by Barbara Berkeley, MD
We are in the lull between Thanksgiving and the start of serious holiday partying. Use this interval to get your weight back down below Scream. Time, too, to make your plans for December. Are you serious about wanting to avoid regain during this period? Is your goal a stable weight on January 2nd? If so, you had better start designing some behavioral rules and absolute cut-offs for the coming campaign.
Things to notice this week:
Holiday smells have returned, along with the holiday visuals that prompt us to celebrate with food. Outside my supermarket, there are stacks of cinammon scented pine cones. Candles that smell like vanilla, chocolate and mint are burning in every store. Starbucks has got the caramel brulee latte and the peppermint mocha back on the menu. It's possible to enjoy the smells for their olofactory character alone, so try to distinguish that pleasure from their connection with treats.
The temperature is dropping (at least in the northern part of the US). The donning of scarves, boots and hats triggers the comfort food urge. Can you enjoy a mug of steaming hot soup or mint tea just as much as a bowl of mashed potatoes? Try it. Alot of these things have to do with habit. Vow to try some new habits this year.
Thanksgiving may have thrown you off. So, you ate a little more than you intended. But you were sure it would come off right away. Now...it's not! Maintainers need to remind themselves that weight loss is not automatic and not easy. If you want to get off the extra weight you put on, you've got to return to a number of consistent and tough days of calorie restriction. Don't fool yourself into thinking that a couple of extra sessions on the treadmill will take care of it. Forge ahead! You can do it!

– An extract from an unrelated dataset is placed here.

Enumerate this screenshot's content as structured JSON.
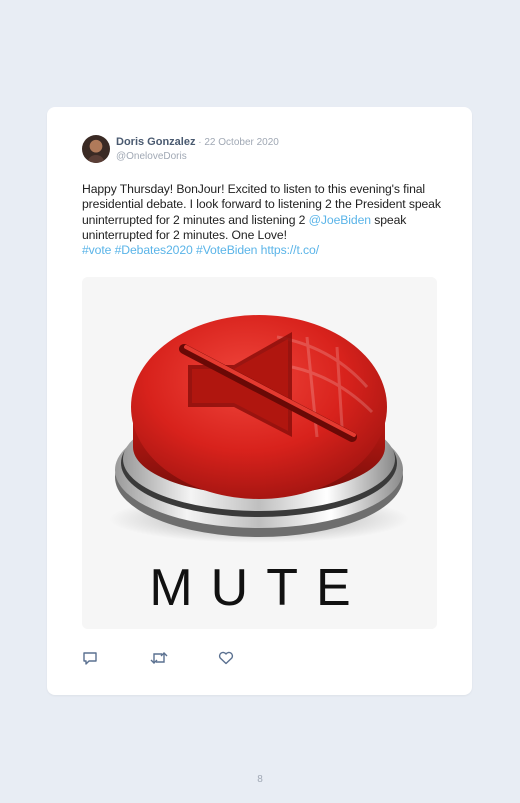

You are feeling more and more in the holiday mood. All of the memories of past holidays, including all of the great foods you associate with this time, are forefront in your mind. How about trying to divert that energy by spending more time on the charitable aspects of the season. Do that thing for someone that you've put off and affirm yourself in a way that isn't related to the comfort of a cookie.
Remember, we're all in this together. We'll talk again soon.